Julian comes from a family of ice skating enthusiasts, though it came about by happy chance.
“We all started skating as a weekly family hobby. I was four. My mum was at Sunway Pyramid – she was looking down and saw the skaters, and wanted to learn. So she thought, ‘Okay, let’s bring the kids as well.’”
He describes the early days of lessons as a lot of running around on the ice, with his first recreational competition at 5.
When asked if he knew from an early age that figure skating would become such a huge part of his life, he replied, “No, people didn’t really go, “Wow, this guy has got huge potential” but I just kept going at it, and I think it just grew on me,”
Julian embraced life as an athlete, and from 2004 to 2014, trained under the Head Coach at Pyramid Ice. He racks up to 27 hours of training a week – training in the mornings before school, and at nights after completing his homework, up to 6 days a week.
“I had to give up a lot of sleep and free time, including hanging out with my friends, because I’d have to train. But it’s all about balance. This sport has taught me that if you want something badly, you just accept that there are things you’d have to sacrifice to get there,”
“Competing at an international level for the first time was a real eye-opener for me. Seeing these world-class skaters out there was really motivating, and I realised that I had to really push myself if I wanted to really compete with them and put up a fight.”
It was only three years ago in 2014, after he finished secondary school, that Julian realised that competing at the Olympics was no longer a dream but a possibility. He started looking overseas for coaches and began short training stints lasting no longer than a few months in Canada.
When asked if he ever considered migrating overseas to train full time when he was younger, he maintains that he didn’t want to give up school.
He credits his mother, Irene, who has been her son’s biggest supporter and advocate, with keeping him grounded. “She always said that I could always pursue my degree later in life, but there was no way I can ever go back and do my SPM when I’m 25! It’s just not the same.”

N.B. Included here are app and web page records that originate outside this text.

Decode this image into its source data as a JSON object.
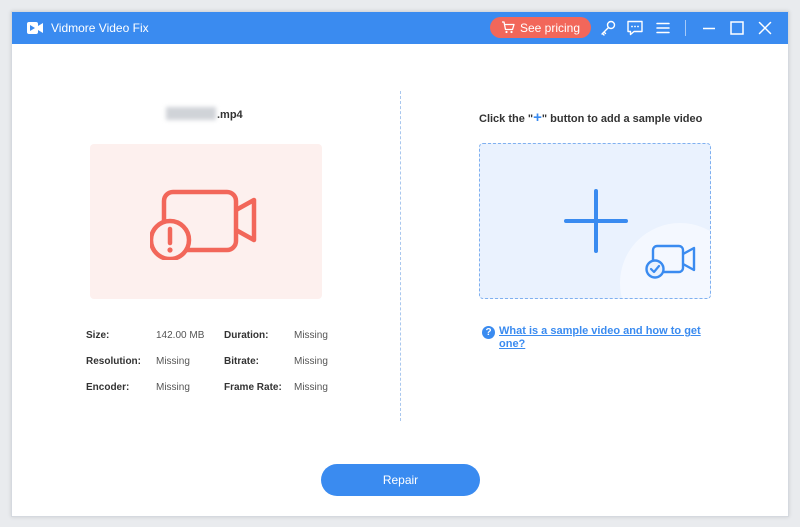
{
  "app": {
    "title": "Vidmore Video Fix"
  },
  "toolbar": {
    "pricing_label": "See pricing"
  },
  "icons": {
    "logo": "vidmore-logo-icon",
    "cart": "cart-icon",
    "key": "key-icon",
    "feedback": "chat-icon",
    "menu": "menu-icon",
    "minimize": "minimize-icon",
    "maximize": "maximize-icon",
    "close": "close-icon",
    "broken_video": "video-error-icon",
    "add": "plus-icon",
    "sample_video": "video-check-icon",
    "help": "question-icon"
  },
  "colors": {
    "accent": "#3a8bf0",
    "pricing": "#f2675a",
    "error": "#f2675a",
    "error_bg": "#fdf0ee",
    "drop_bg": "#eaf2fe"
  },
  "left_panel": {
    "file_name_suffix": ".mp4",
    "info": [
      {
        "label": "Size:",
        "value": "142.00 MB"
      },
      {
        "label": "Duration:",
        "value": "Missing"
      },
      {
        "label": "Resolution:",
        "value": "Missing"
      },
      {
        "label": "Bitrate:",
        "value": "Missing"
      },
      {
        "label": "Encoder:",
        "value": "Missing"
      },
      {
        "label": "Frame Rate:",
        "value": "Missing"
      }
    ]
  },
  "right_panel": {
    "title_prefix": "Click the \"",
    "title_plus": "+",
    "title_suffix": "\" button to add a sample video",
    "help_mark": "?",
    "help_link": "What is a sample video and how to get one?"
  },
  "actions": {
    "repair_label": "Repair"
  }
}
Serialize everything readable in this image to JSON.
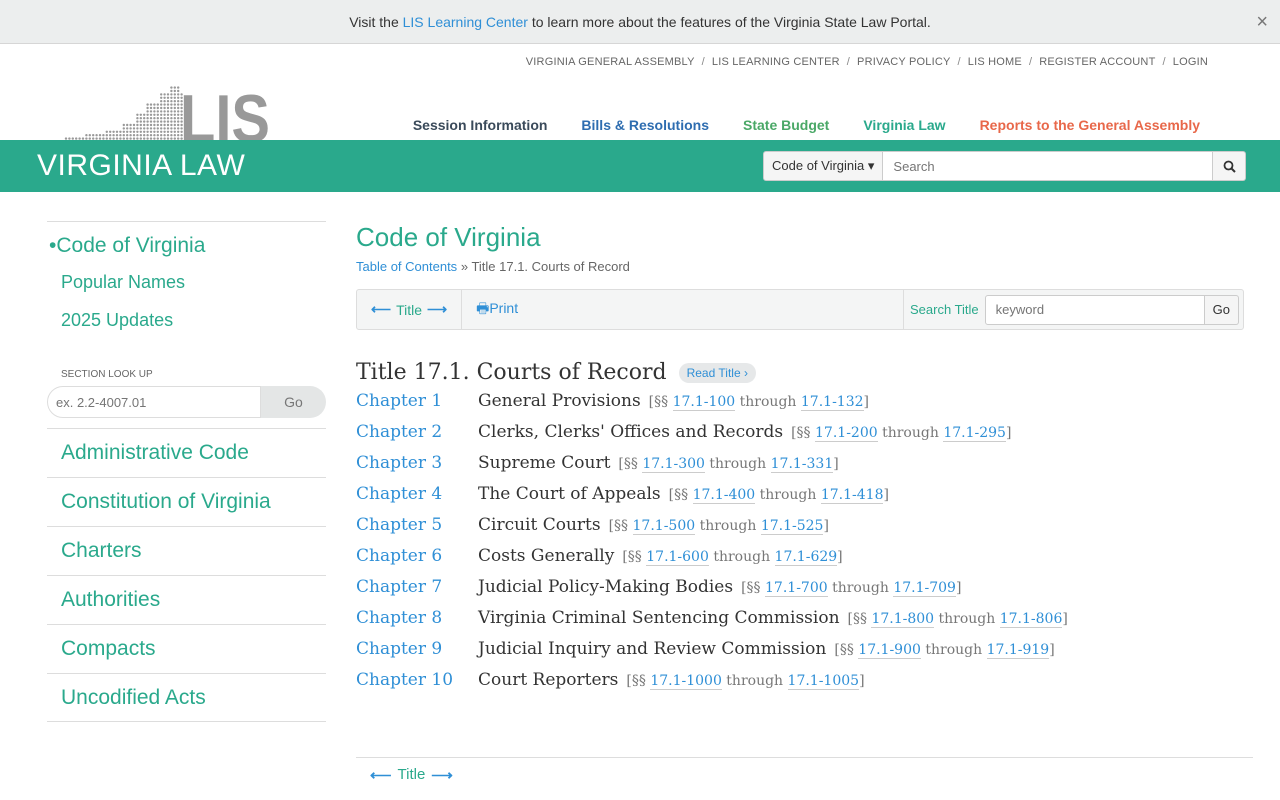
{
  "banner": {
    "pre": "Visit the ",
    "link": "LIS Learning Center",
    "post": " to learn more about the features of the Virginia State Law Portal.",
    "close": "×"
  },
  "logo": {
    "text": "LIS"
  },
  "top_links": [
    "VIRGINIA GENERAL ASSEMBLY",
    "LIS LEARNING CENTER",
    "PRIVACY POLICY",
    "LIS HOME",
    "REGISTER ACCOUNT",
    "LOGIN"
  ],
  "main_nav": [
    {
      "label": "Session Information",
      "color": "#3a4a5a"
    },
    {
      "label": "Bills & Resolutions",
      "color": "#2e6db0"
    },
    {
      "label": "State Budget",
      "color": "#4aa867"
    },
    {
      "label": "Virginia Law",
      "color": "#2aa98c"
    },
    {
      "label": "Reports to the General Assembly",
      "color": "#e8684a"
    }
  ],
  "section_bar": {
    "title": "VIRGINIA LAW",
    "search_scope": "Code of Virginia",
    "search_placeholder": "Search"
  },
  "sidebar": {
    "sub_items": [
      "Code of Virginia",
      "Popular Names",
      "2025 Updates"
    ],
    "lookup_label": "SECTION LOOK UP",
    "lookup_placeholder": "ex. 2.2-4007.01",
    "lookup_go": "Go",
    "items": [
      "Administrative Code",
      "Constitution of Virginia",
      "Charters",
      "Authorities",
      "Compacts",
      "Uncodified Acts"
    ]
  },
  "main": {
    "heading": "Code of Virginia",
    "breadcrumb": {
      "link": "Table of Contents",
      "sep": "»",
      "current": "Title 17.1. Courts of Record"
    },
    "toolbar": {
      "nav_label": "Title",
      "print": "Print",
      "search_label": "Search Title",
      "search_placeholder": "keyword",
      "go": "Go"
    },
    "title": "Title 17.1. Courts of Record",
    "read_title": "Read Title ›",
    "chapters": [
      {
        "num": "Chapter 1",
        "title": "General Provisions",
        "from": "17.1-100",
        "to": "17.1-132"
      },
      {
        "num": "Chapter 2",
        "title": "Clerks, Clerks' Offices and Records",
        "from": "17.1-200",
        "to": "17.1-295"
      },
      {
        "num": "Chapter 3",
        "title": "Supreme Court",
        "from": "17.1-300",
        "to": "17.1-331"
      },
      {
        "num": "Chapter 4",
        "title": "The Court of Appeals",
        "from": "17.1-400",
        "to": "17.1-418"
      },
      {
        "num": "Chapter 5",
        "title": "Circuit Courts",
        "from": "17.1-500",
        "to": "17.1-525"
      },
      {
        "num": "Chapter 6",
        "title": "Costs Generally",
        "from": "17.1-600",
        "to": "17.1-629"
      },
      {
        "num": "Chapter 7",
        "title": "Judicial Policy-Making Bodies",
        "from": "17.1-700",
        "to": "17.1-709"
      },
      {
        "num": "Chapter 8",
        "title": "Virginia Criminal Sentencing Commission",
        "from": "17.1-800",
        "to": "17.1-806"
      },
      {
        "num": "Chapter 9",
        "title": "Judicial Inquiry and Review Commission",
        "from": "17.1-900",
        "to": "17.1-919"
      },
      {
        "num": "Chapter 10",
        "title": "Court Reporters",
        "from": "17.1-1000",
        "to": "17.1-1005"
      }
    ],
    "range_prefix": "[§§ ",
    "range_through": " through ",
    "range_suffix": "]"
  },
  "bottom_nav": {
    "label": "Title"
  }
}
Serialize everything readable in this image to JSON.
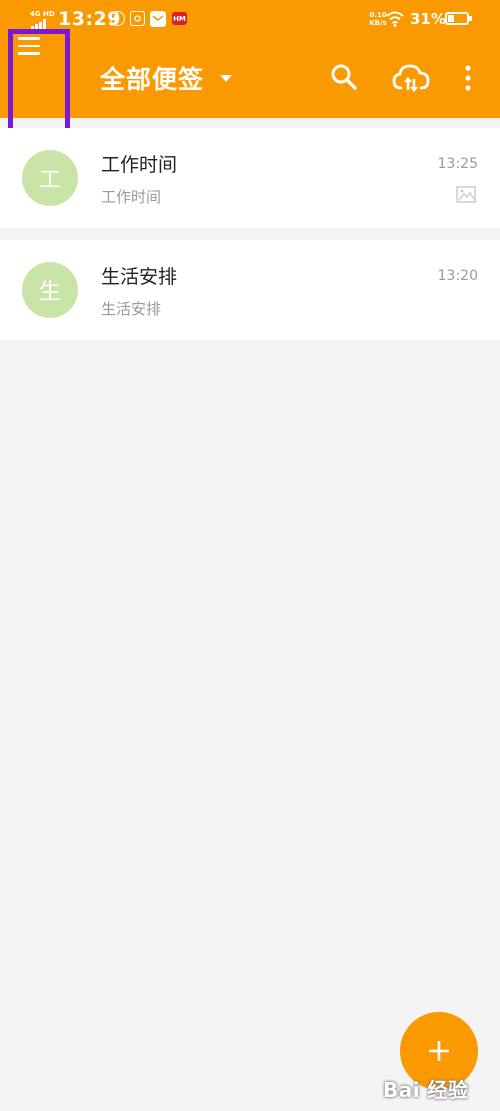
{
  "status_bar": {
    "network": "4G HD",
    "time": "13:29",
    "speed": "0.10 KB/s",
    "battery_percent": "31%",
    "battery_level": 0.31,
    "notification_icons": [
      "accessibility-icon",
      "app-icon",
      "mail-icon",
      "red-app-icon"
    ],
    "red_app_label": "HM"
  },
  "header": {
    "title": "全部便签",
    "background_color": "#fb9a00",
    "icons": [
      "menu-icon",
      "search-icon",
      "cloud-sync-icon",
      "more-vertical-icon"
    ]
  },
  "notes": [
    {
      "avatar_letter": "工",
      "title": "工作时间",
      "time": "13:25",
      "preview": "工作时间",
      "has_image": true
    },
    {
      "avatar_letter": "生",
      "title": "生活安排",
      "time": "13:20",
      "preview": "生活安排",
      "has_image": false
    }
  ],
  "fab": {
    "icon": "plus-icon"
  },
  "watermark": "Bai 经验",
  "highlight_color": "#7a18d6"
}
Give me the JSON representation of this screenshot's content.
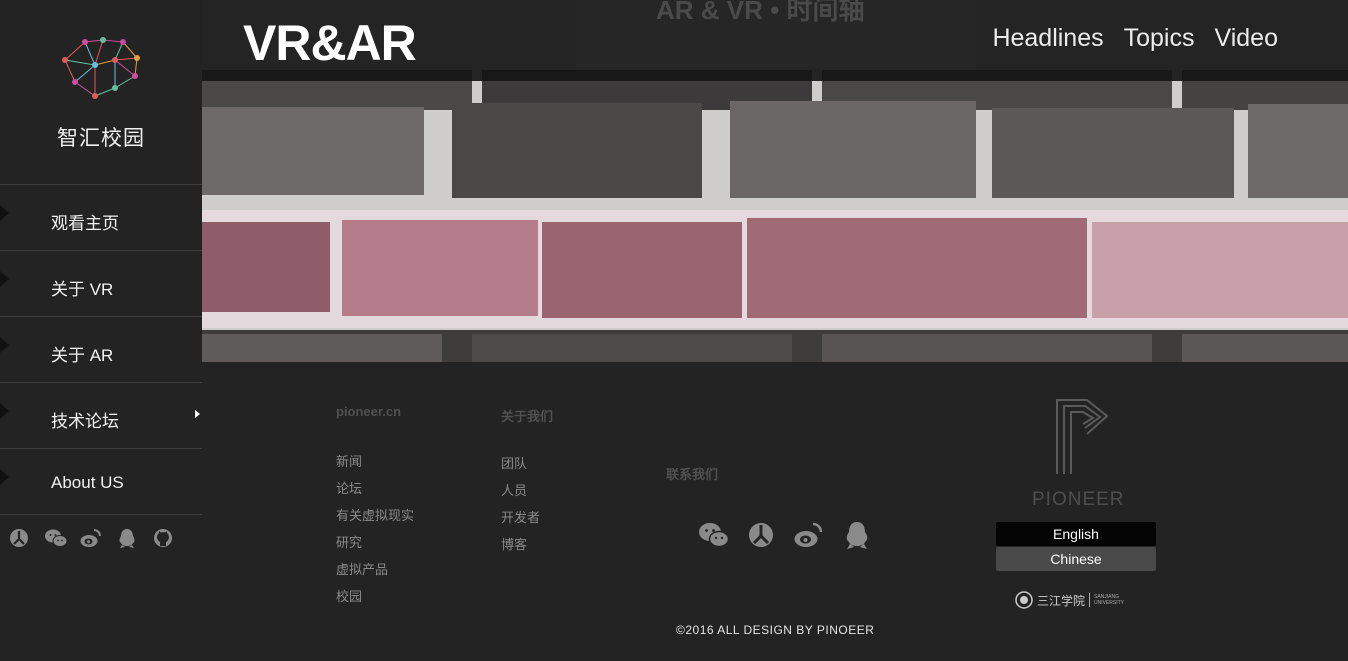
{
  "sidebar": {
    "brand": "智汇校园",
    "nav": [
      {
        "label": "观看主页",
        "has_sub": false
      },
      {
        "label": "关于  VR",
        "has_sub": false
      },
      {
        "label": "关于  AR",
        "has_sub": false
      },
      {
        "label": "技术论坛",
        "has_sub": true
      },
      {
        "label": "About US",
        "has_sub": false
      }
    ],
    "social_icons": [
      "renren-icon",
      "wechat-icon",
      "weibo-icon",
      "qq-icon",
      "github-icon"
    ]
  },
  "header": {
    "title": "VR&AR",
    "ghost_text": "AR & VR • 时间轴",
    "nav": [
      "Headlines",
      "Topics",
      "Video"
    ]
  },
  "footer": {
    "col1": {
      "head": "pioneer.cn",
      "links": [
        "新闻",
        "论坛",
        "有关虚拟现实",
        "研究",
        "虚拟产品",
        "校园"
      ]
    },
    "col2": {
      "head": "关于我们",
      "links": [
        "团队",
        "人员",
        "开发者",
        "博客"
      ]
    },
    "col3": {
      "head": "联系我们",
      "icons": [
        "wechat-icon",
        "renren-icon",
        "weibo-icon",
        "qq-icon"
      ]
    },
    "brand": {
      "name": "PIONEER",
      "lang_en": "English",
      "lang_cn": "Chinese",
      "university": "三江学院",
      "university_en_1": "SANJIANG",
      "university_en_2": "UNIVERSITY"
    },
    "copyright": "©2016  ALL  DESIGN  BY  PINOEER"
  },
  "colors": {
    "background": "#232323",
    "brick_gray": "#6e6a69",
    "brick_red": "#9a6470"
  }
}
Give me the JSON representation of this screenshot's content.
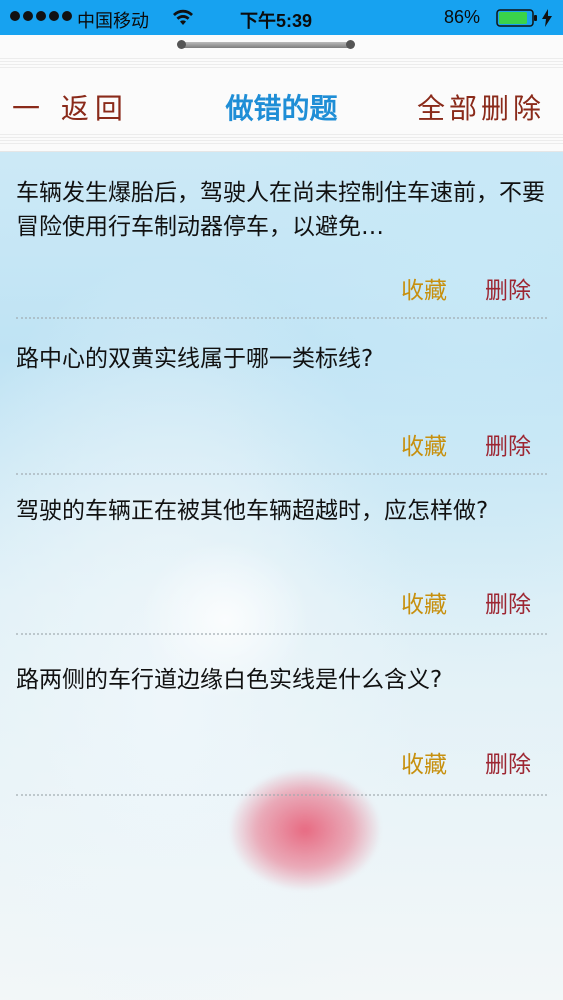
{
  "status_bar": {
    "carrier": "中国移动",
    "time": "下午5:39",
    "battery": "86%"
  },
  "nav": {
    "back_label": "一 返回",
    "title": "做错的题",
    "delete_all_label": "全部删除"
  },
  "questions": [
    {
      "text": "车辆发生爆胎后，驾驶人在尚未控制住车速前，不要冒险使用行车制动器停车，以避免…",
      "favorite_label": "收藏",
      "delete_label": "删除"
    },
    {
      "text": "路中心的双黄实线属于哪一类标线?",
      "favorite_label": "收藏",
      "delete_label": "删除"
    },
    {
      "text": "驾驶的车辆正在被其他车辆超越时，应怎样做?",
      "favorite_label": "收藏",
      "delete_label": "删除"
    },
    {
      "text": "路两侧的车行道边缘白色实线是什么含义?",
      "favorite_label": "收藏",
      "delete_label": "删除"
    }
  ],
  "colors": {
    "status_bar_bg": "#17a2f0",
    "title": "#1f8ed6",
    "favorite": "#c7900f",
    "delete": "#9d2632",
    "nav_side_text": "#8a2a1a",
    "battery_fill": "#3ad34a"
  },
  "icons": [
    "signal-icon",
    "wifi-icon",
    "battery-icon",
    "charging-icon"
  ]
}
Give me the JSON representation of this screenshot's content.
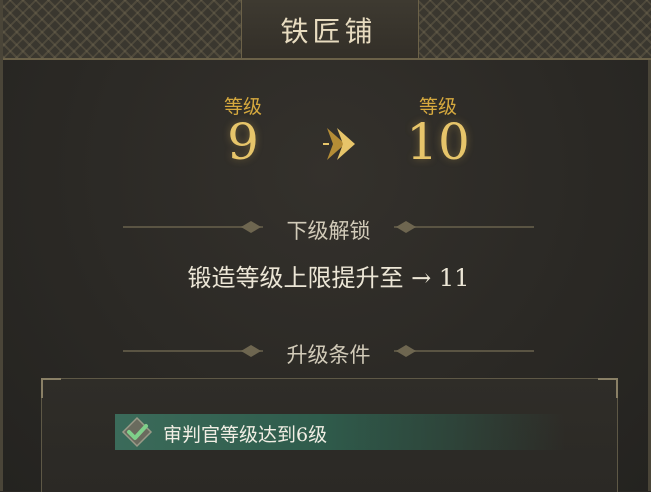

Julian has completed a full year as a student in the American Degree Transfer Programme (ADTP) at Sunway University under the Sports Scholarship, one of the many disbursed by the Jeffrey Cheah Foundation. Sunway University was the only institution to offer Julian a scholarship for figure skating.
Director of Student LIFE, Lee Siok Ping, expressed that they are always on the lookout for synergistic elements that can be leveraged to help students:
“We have an ice skating rink right here in Sunway City, and we thought ‘How can we make this work?’”
The Student LIFE is a student services department that oversees all aspects of the Sunway student experience, including Student Development and Engagement, Sports, Scholarships and Alumni Relations.
“A lot of athletes in Sunway University choose the ADTP because of its flexibility in allowing you to customise your degree, and also gives you the option to defer semesters to fit in times when training ramps up or when a competition is around the corner,” -Lee Siok Ping added.
When it was announced that Julian had made history by qualifying for the Winter Olympics, it was undoubtedly the highest point in his life.
“I never thought we would even get through the World Championships, much less the Olympics. A lot of it was small steps and we just kept working towards it. There’s nothing to lose and if we don’t get it, at least we tried.”
When asked if he didn’t become a figure skater, he cheekily completed this writer’s sentence asking “What would you be instead?”
He only gave it a moment’s thought, before answering-
“I would still do some sort of sport. Sports keeps me busy, but in a good way. Without it, I’d feel like I was wasting time.”
Fast Facts (Click here)
- Over 250 athletes are actively representing Sunway University in 20 competitive games.
- In 2017 alone, there are 50 students under the Sports Scholarship, and up to 30 such scholarships are awarded per year.
- The Sports Scholarship was first awarded in 2003, with over 267 scholarships given out to date
- How do you get a scholarship? – To be a state player who has participated in MSSM tournaments or its equivalent, verified by the state sports association or a national player
- What does the scholarship cover? – Tuition fees, sponsorship of competition entry fees, accomdation, transport and meal allowance when athletes represent Sunway in external competitions, covering some coaches’ fees, sports workshops
- How do athletes give back? – Actively participate in internal and external competitions, serve 20 community service hours a year, which includes conducting lessons, assist in organising sports events, conduct sports clinics, volunteering in community services